The records must be repeated exactly and in their entirety.

:: Excerpts from an interface dataset ::

____

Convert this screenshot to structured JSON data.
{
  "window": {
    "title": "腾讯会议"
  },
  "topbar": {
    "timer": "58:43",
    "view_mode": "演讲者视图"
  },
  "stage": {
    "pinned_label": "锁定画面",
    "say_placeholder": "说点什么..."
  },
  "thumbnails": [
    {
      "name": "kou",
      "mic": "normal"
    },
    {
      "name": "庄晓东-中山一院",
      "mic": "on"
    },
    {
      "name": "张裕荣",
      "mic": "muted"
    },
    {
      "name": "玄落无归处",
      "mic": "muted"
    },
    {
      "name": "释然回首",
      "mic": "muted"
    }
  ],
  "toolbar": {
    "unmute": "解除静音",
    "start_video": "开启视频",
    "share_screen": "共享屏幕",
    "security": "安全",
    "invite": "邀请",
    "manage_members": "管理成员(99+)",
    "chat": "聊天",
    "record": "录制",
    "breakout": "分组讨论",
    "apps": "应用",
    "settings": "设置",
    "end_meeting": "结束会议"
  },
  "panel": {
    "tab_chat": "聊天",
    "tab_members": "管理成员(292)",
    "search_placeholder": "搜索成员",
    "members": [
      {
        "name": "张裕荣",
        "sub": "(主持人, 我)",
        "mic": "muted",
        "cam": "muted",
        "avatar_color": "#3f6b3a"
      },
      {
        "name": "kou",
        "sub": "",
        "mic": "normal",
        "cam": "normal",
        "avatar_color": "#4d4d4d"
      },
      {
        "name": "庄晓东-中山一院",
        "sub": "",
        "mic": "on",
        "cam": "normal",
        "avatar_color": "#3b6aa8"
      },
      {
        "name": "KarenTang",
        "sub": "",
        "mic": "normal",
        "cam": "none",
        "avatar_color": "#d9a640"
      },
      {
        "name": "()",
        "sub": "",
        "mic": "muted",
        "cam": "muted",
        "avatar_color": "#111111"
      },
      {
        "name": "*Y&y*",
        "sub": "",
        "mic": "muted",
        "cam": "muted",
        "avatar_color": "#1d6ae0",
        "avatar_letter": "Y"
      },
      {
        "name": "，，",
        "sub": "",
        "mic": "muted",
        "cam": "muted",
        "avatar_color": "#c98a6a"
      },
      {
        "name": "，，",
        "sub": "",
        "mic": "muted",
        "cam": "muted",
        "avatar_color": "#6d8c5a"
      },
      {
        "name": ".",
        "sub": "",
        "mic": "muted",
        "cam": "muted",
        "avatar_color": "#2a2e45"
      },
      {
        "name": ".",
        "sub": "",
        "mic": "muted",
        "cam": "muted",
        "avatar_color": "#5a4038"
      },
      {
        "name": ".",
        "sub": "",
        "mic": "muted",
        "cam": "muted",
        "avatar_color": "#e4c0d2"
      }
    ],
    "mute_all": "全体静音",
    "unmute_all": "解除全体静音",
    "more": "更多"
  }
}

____

:: Answer ::
Convert this screenshot to structured JSON data.
{
  "window": {
    "title": "腾讯会议"
  },
  "topbar": {
    "timer": "58:43",
    "view_mode": "演讲者视图"
  },
  "stage": {
    "pinned_label": "锁定画面",
    "say_placeholder": "说点什么..."
  },
  "thumbnails": [
    {
      "name": "kou",
      "mic": "normal"
    },
    {
      "name": "庄晓东-中山一院",
      "mic": "on"
    },
    {
      "name": "张裕荣",
      "mic": "muted"
    },
    {
      "name": "玄落无归处",
      "mic": "muted"
    },
    {
      "name": "释然回首",
      "mic": "muted"
    }
  ],
  "toolbar": {
    "unmute": "解除静音",
    "start_video": "开启视频",
    "share_screen": "共享屏幕",
    "security": "安全",
    "invite": "邀请",
    "manage_members": "管理成员(99+)",
    "chat": "聊天",
    "record": "录制",
    "breakout": "分组讨论",
    "apps": "应用",
    "settings": "设置",
    "end_meeting": "结束会议"
  },
  "panel": {
    "tab_chat": "聊天",
    "tab_members": "管理成员(292)",
    "search_placeholder": "搜索成员",
    "members": [
      {
        "name": "张裕荣",
        "sub": "(主持人, 我)",
        "mic": "muted",
        "cam": "muted",
        "avatar_color": "#3f6b3a"
      },
      {
        "name": "kou",
        "sub": "",
        "mic": "normal",
        "cam": "normal",
        "avatar_color": "#4d4d4d"
      },
      {
        "name": "庄晓东-中山一院",
        "sub": "",
        "mic": "on",
        "cam": "normal",
        "avatar_color": "#3b6aa8"
      },
      {
        "name": "KarenTang",
        "sub": "",
        "mic": "normal",
        "cam": "none",
        "avatar_color": "#d9a640"
      },
      {
        "name": "()",
        "sub": "",
        "mic": "muted",
        "cam": "muted",
        "avatar_color": "#111111"
      },
      {
        "name": "*Y&y*",
        "sub": "",
        "mic": "muted",
        "cam": "muted",
        "avatar_color": "#1d6ae0",
        "avatar_letter": "Y"
      },
      {
        "name": "，，",
        "sub": "",
        "mic": "muted",
        "cam": "muted",
        "avatar_color": "#c98a6a"
      },
      {
        "name": "，，",
        "sub": "",
        "mic": "muted",
        "cam": "muted",
        "avatar_color": "#6d8c5a"
      },
      {
        "name": ".",
        "sub": "",
        "mic": "muted",
        "cam": "muted",
        "avatar_color": "#2a2e45"
      },
      {
        "name": ".",
        "sub": "",
        "mic": "muted",
        "cam": "muted",
        "avatar_color": "#5a4038"
      },
      {
        "name": ".",
        "sub": "",
        "mic": "muted",
        "cam": "muted",
        "avatar_color": "#e4c0d2"
      }
    ],
    "mute_all": "全体静音",
    "unmute_all": "解除全体静音",
    "more": "更多"
  }
}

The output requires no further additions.